VAT news

Cross-border sales online

Amazon Sellers – Stay in control of your VAT compliance!

Gareth Bevan 13 January 2017 No comments

With the boom in online selling set to continue, the heat is being turned up on those sellers using online marketplaces who are not complying with their VAT obligations.   In a move to simplify VAT compliance, Amazon are currently piloting a new service which avoids the need for sellers to deal with overseas VAT on cross-border sales.

However, sellers should not feel beholden to Amazon.  As I highlight below, there are other options when it comes to staying in control and on top of your VAT compliance without giving away your margin to Amazon.


The Crack Down on lost VAT


Online sales in the EU are currently worth €550 billion a year – €96 billion of which is cross-border.  Data suggests this is set to increase in the coming years.  It is currently estimated that €5 billion of VAT is lost on online sales within the EU every year and this is expected to reach €7 billion by 2020.  Therefore, it is not surprising that the European Commission and tax authorities want to crack down on those sellers that avoid paying the VAT due on online sales.

In the last UK Budget, HMRC were given new powers to tackle overseas online sellers that do not pay UK VAT due on sales to UK customers.  Under these new measures HMRC can ultimately hold the online marketplace joint and severally liable for the VAT from sellers who refuse to comply. Further information on the measures can be found in an earlier blog post.  It will be interesting to see whether tax authorities in other countries take similar steps in future.


Amazon’s Solution


Similarly, UK online sellers are liable to overseas VAT on cross-border sales (once a threshold has been exceeded).  It can be a daunting prospect having to deal directly with overseas tax authorities in order to register for VAT and deal with the ongoing VAT compliance.  Amazon claims that under its current pilot scheme the seller can avoid having to deal with overseas VAT obligations by selling the item to Amazon in the first instance. Amazon then makes the sale to the end customer thus dealing with any associated VAT requirements. Whilst this may be an appealing option for many sellers, Amazon will presumably recoup the cost of this from sellers in some way, most likely by eating into their margins.

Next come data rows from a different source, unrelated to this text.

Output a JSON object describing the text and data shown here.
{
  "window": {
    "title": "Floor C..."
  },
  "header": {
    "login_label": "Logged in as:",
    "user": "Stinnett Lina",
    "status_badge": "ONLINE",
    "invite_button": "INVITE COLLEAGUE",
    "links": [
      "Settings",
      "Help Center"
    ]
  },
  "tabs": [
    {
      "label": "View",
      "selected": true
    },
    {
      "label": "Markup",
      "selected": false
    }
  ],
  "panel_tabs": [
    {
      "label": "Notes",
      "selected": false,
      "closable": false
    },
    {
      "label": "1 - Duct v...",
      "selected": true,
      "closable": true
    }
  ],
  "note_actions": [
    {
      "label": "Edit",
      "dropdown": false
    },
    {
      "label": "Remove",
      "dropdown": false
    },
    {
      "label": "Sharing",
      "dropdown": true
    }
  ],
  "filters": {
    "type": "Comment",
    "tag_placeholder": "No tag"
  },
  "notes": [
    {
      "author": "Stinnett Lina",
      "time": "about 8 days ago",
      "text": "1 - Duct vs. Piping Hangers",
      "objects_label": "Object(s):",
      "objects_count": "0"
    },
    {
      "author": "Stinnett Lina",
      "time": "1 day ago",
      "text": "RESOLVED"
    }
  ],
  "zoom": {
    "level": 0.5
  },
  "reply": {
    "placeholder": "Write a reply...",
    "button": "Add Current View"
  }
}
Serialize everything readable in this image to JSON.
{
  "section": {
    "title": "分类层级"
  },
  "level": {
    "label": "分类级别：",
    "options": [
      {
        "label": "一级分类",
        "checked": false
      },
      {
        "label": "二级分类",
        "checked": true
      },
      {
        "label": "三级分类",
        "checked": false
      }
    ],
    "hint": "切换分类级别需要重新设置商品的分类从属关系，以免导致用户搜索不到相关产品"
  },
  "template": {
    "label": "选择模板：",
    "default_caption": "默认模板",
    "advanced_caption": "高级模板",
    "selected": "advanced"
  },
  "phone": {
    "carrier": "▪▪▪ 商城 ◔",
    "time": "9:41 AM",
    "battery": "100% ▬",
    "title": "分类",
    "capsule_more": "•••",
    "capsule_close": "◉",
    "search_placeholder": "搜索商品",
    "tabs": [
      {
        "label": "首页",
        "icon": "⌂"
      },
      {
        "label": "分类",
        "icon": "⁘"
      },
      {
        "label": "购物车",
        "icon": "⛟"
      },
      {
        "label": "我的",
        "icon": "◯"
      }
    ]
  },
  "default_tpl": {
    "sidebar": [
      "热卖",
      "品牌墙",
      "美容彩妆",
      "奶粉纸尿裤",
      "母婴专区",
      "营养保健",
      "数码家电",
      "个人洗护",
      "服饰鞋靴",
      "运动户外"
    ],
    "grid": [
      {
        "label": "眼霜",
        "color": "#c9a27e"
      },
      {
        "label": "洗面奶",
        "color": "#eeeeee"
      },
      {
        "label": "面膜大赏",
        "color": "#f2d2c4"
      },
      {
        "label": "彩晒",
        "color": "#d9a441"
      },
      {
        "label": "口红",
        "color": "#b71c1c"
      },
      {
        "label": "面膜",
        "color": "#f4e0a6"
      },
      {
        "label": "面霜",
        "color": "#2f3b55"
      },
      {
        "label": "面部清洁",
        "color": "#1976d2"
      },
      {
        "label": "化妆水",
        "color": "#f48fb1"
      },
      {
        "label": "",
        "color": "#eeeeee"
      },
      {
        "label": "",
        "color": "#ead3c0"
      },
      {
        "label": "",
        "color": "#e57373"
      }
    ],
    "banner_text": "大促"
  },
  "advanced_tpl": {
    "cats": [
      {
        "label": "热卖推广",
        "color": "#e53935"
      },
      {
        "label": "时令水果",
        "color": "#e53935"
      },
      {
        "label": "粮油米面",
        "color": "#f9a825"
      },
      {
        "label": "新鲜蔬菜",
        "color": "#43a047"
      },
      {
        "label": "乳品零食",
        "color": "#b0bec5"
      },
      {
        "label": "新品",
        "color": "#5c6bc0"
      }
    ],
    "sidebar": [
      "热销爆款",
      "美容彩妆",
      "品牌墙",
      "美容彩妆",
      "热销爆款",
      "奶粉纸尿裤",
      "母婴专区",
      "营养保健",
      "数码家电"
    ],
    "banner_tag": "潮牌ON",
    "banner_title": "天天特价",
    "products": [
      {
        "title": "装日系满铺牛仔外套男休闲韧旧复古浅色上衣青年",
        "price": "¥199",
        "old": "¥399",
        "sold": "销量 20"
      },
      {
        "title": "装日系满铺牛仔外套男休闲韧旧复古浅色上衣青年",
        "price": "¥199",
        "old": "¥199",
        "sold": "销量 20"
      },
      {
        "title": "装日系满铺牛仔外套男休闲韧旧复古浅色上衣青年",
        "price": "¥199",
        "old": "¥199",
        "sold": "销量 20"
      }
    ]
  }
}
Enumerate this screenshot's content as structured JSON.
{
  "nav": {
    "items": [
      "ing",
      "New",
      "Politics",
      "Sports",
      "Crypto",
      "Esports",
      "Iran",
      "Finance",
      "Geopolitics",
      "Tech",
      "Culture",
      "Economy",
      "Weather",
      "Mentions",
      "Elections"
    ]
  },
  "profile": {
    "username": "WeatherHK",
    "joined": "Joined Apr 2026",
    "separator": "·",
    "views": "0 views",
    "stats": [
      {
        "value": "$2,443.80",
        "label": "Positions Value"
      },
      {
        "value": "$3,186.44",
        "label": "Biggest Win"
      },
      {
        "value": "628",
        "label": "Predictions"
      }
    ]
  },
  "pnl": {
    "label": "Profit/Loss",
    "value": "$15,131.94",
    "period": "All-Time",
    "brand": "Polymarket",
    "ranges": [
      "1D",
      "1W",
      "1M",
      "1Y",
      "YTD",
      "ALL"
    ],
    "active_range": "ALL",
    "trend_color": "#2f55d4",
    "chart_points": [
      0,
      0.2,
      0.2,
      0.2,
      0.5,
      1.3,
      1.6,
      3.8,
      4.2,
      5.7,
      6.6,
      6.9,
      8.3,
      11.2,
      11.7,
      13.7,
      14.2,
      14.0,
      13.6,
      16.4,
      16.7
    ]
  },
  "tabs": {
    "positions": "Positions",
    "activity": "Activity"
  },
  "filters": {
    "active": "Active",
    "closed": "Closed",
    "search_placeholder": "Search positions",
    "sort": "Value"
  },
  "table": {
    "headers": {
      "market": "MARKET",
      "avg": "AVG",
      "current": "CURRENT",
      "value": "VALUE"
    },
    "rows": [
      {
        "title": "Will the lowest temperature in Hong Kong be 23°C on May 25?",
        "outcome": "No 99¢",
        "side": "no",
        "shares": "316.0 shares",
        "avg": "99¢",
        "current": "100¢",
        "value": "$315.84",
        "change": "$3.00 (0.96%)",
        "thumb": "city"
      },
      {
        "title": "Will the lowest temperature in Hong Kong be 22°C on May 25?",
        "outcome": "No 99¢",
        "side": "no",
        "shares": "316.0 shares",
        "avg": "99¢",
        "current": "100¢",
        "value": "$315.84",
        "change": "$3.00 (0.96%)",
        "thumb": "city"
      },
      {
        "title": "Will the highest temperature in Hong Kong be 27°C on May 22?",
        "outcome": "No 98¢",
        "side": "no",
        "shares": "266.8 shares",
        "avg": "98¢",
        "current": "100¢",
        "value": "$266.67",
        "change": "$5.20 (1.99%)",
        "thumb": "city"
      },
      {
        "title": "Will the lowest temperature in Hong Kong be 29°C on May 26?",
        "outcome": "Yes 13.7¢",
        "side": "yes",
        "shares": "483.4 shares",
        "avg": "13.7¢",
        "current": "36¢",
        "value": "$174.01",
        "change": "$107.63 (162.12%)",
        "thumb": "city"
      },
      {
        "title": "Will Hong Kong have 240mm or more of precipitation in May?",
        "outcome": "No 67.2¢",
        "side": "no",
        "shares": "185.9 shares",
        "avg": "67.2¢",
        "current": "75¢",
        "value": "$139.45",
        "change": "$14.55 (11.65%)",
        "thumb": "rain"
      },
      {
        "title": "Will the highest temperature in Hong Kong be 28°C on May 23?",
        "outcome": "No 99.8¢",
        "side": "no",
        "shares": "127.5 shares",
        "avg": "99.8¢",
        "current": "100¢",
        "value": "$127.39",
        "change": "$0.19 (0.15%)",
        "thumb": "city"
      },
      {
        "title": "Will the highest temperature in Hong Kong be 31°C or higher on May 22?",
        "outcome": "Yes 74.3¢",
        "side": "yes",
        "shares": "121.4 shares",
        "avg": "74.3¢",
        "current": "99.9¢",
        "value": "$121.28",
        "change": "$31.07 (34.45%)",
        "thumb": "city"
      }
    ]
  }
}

The Alternative Option


Sellers who are only likely to require registration in a small number of countries may, therefore, prefer to continue to deal with the VAT compliance themselves.  Alternatively, sellers could seek the assistance of a specialist VAT firm to help with their overseas compliance obligations.  This could be a cheaper long term option too since compliance for sellers on cross-border transactions is set to get much simpler.

The European Commission has already announced plans to introduce a One Stop Shop (OSS) online VAT portal for goods.  Under this regime, sellers will be able to include overseas VAT due on all cross-border sales within the EU on a single VAT return and only ever have to deal with their home country tax authority. This should significantly reduce the administrative burden and compliance costs for online sellers from 2021. Further details of the Commission’s plans are available here  and in our earlier blog article.


The Conclusion


Online sellers should carefully consider their options for dealing with VAT compliance.  For many it may be both commercially and administratively better to stay in control of cross-border sales, thereby enjoying higher margins and the benefit of future simplified VAT compliance arrangements.